Matching Items (2)

151986-Thumbnail Image.png

Developing and testing a theory of intentions to exit street-level prostitution: a mixed methods study

Description

Exiting prostitution is a process whereby women gradually leave prostitution after a number of environmental, relational, and cognitive changes have taken place. Most women attempting to leave street prostitution reenter

Exiting prostitution is a process whereby women gradually leave prostitution after a number of environmental, relational, and cognitive changes have taken place. Most women attempting to leave street prostitution reenter five or more times before successfully exiting, if they are able to at all. Prostitution-exiting programs are designed to alleviate barriers to exiting, but several studies indicate only about 20-25% of participants enrolled in such programs are successful. There is little quantitative knowledge on the prostitution exiting process and current literature lacks a testable theory of exiting.
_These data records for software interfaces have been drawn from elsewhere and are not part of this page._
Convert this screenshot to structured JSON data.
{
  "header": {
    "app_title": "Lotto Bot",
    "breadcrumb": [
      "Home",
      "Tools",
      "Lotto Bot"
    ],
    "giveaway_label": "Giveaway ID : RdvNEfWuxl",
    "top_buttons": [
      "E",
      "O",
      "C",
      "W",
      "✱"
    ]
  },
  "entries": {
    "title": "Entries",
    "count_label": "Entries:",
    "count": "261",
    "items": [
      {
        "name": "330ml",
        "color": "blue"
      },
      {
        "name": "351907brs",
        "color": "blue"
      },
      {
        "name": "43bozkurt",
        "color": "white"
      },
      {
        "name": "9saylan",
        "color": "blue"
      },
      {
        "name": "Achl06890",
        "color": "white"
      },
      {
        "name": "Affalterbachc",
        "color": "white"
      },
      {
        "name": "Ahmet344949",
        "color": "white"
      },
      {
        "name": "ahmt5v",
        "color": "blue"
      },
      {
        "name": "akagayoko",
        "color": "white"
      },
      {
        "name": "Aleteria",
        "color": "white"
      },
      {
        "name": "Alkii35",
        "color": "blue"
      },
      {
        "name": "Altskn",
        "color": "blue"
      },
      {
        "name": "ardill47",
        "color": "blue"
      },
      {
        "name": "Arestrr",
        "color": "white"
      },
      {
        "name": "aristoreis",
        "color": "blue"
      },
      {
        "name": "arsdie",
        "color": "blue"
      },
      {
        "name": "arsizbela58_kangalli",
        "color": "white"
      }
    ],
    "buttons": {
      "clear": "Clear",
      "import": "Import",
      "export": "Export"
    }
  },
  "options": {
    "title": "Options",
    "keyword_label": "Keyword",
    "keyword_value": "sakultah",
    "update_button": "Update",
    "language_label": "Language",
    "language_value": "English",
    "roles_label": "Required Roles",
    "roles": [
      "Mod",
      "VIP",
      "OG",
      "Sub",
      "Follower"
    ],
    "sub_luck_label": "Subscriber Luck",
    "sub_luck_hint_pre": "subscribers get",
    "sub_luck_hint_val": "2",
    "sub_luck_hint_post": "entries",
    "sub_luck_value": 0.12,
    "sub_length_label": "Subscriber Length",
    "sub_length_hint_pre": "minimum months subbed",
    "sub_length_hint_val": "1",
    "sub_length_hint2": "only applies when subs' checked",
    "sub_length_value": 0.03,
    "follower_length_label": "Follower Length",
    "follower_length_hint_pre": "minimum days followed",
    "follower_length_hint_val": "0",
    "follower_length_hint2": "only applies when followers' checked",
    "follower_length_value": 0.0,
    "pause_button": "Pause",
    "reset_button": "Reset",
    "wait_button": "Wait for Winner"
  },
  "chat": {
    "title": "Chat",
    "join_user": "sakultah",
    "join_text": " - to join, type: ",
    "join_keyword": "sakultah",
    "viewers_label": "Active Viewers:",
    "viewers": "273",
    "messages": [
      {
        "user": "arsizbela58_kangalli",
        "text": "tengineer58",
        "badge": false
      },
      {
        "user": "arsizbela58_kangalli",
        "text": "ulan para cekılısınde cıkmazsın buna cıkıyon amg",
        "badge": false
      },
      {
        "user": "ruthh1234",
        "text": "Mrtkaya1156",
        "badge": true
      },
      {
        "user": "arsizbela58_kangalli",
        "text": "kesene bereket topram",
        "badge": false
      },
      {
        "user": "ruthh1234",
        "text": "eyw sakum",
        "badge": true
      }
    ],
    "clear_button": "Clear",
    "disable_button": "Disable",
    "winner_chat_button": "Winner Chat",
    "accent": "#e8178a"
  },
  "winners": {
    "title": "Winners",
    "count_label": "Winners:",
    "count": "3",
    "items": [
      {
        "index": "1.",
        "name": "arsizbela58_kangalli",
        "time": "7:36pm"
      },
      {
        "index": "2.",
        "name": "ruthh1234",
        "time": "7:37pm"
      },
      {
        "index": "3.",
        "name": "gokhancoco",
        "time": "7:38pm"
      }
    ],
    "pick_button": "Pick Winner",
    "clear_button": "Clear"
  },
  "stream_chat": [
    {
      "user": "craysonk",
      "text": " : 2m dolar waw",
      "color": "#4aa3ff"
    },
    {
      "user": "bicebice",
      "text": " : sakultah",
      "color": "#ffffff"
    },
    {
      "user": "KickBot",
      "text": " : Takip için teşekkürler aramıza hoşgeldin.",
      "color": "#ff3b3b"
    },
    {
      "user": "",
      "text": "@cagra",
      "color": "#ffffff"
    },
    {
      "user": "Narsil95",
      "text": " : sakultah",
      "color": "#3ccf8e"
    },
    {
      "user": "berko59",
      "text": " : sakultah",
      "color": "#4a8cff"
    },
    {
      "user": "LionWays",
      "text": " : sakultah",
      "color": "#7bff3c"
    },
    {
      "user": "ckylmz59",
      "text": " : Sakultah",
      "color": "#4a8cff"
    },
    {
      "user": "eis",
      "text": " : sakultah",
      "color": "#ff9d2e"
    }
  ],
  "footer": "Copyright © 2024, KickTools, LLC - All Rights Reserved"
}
This mixed-methods study defined and operationalized key cognitive processes by applying the Integrative Model of Behavioral Prediction (IMBP) to measure intentions to exit street-level prostitution. Intentions are thought to be a determinant of behavior and hypothesized as a function of attitudes, norms, and efficacy beliefs. The primary research objective was to measure and test a theory-driven hypothesis examining intentions to exit prostitution. To accomplish these aims, interviews were conducted with 16 men and women involved in prostitution to better capture the latent nuances of exiting (e.g., attitudinal changes, normative influence). These data informed the design of a quantitative instrument that was pilot-tested with a group of former prostitutes and reviewed by experts in the field. The quantitative phase focused on validating the instrument and testing the theory in a full latent variable structural equation model with a sample of 160 former and active prostitutes. Ultimately, the theory and instrument developed in this study will lay the foundation to test interventions for street prostituted women. Prior research has only been able to describe, but not explain or predict, the prostitution exiting process. This study fills a gap in literature by providing a quantitative examination of women's intentions to leave prostitution. The results contribute to our understanding of the cognitive changes that occur when a person leaves prostitution, and the validated instrument may be used as an intervention assessment or an exit prediction tool. Success in predicting an individual's passage through the exiting process could have important and far-reaching implications on recidivism policies or interventions for this vulnerable group of women.

Contributors

Agent

Created

Date Created
  • 2013

152511-Thumbnail Image.png

Exploring parenting attitudes and parental risk of child maltreatment among youth aging out of Arizona's foster care system

Description

There are a number of factors known to influence the occurrence of child maltreatment, including parental history of child maltreatment. Youth aging out of the foster care system have been

There are a number of factors known to influence the occurrence of child maltreatment, including parental history of child maltreatment. Youth aging out of the foster care system have been shown to experience a number of challenges associated with the transition to adulthood, including early unintended pregnancy and parenting. However, despite the presumed risks associated with being in foster care and having a history of child maltreatment, very little research has been conducted to examine the parenting attitudes among youth aging out. This study explored the parenting attitudes and parental risk of child maltreatment among youth aging out of foster care in Arizona and examined the relationship between relational support and parenting. Foster youths' parenting attitudes and parental risk of child maltreatment across five constructs: parental expectations, parental empathic awareness of children's needs, beliefs regarding the use of corporal punishment, parent-child roles, and children's power and independence were assessed. Linear regression analyses were conducted to assess the relationship between youths' perceived social support from friends, family, and significant others and their parenting attitudes and youths' current living arrangements and their parenting attitudes. Findings indicate that youth had lower than the median normed sample scores on two out of the five parenting constructs, parental empathic awareness of children's needs and parent-child roles. Overall, 17% of youth in the sample were considered high risk of child maltreatment as parents, while 79% were considered medium risk. Perceived social support from friends was significantly associated with higher scores regarding youths' attitudes about the use of corporal punishment and children's power and independence. Youth living with foster parents had significantly higher scores than youth living on their own across three out of the five parenting attitude constructs. Youth living with relatives had higher scores than youth living on their own on the empathic awareness of children's needs parenting construct. Findings suggest that youth may rely on friends for social support and may develop more nurturing parenting attitudes if residing with foster parents or relatives. Implications for policy, intervention, and practice are discussed.  

Contributors

Agent

Created

Date Created
  • 2014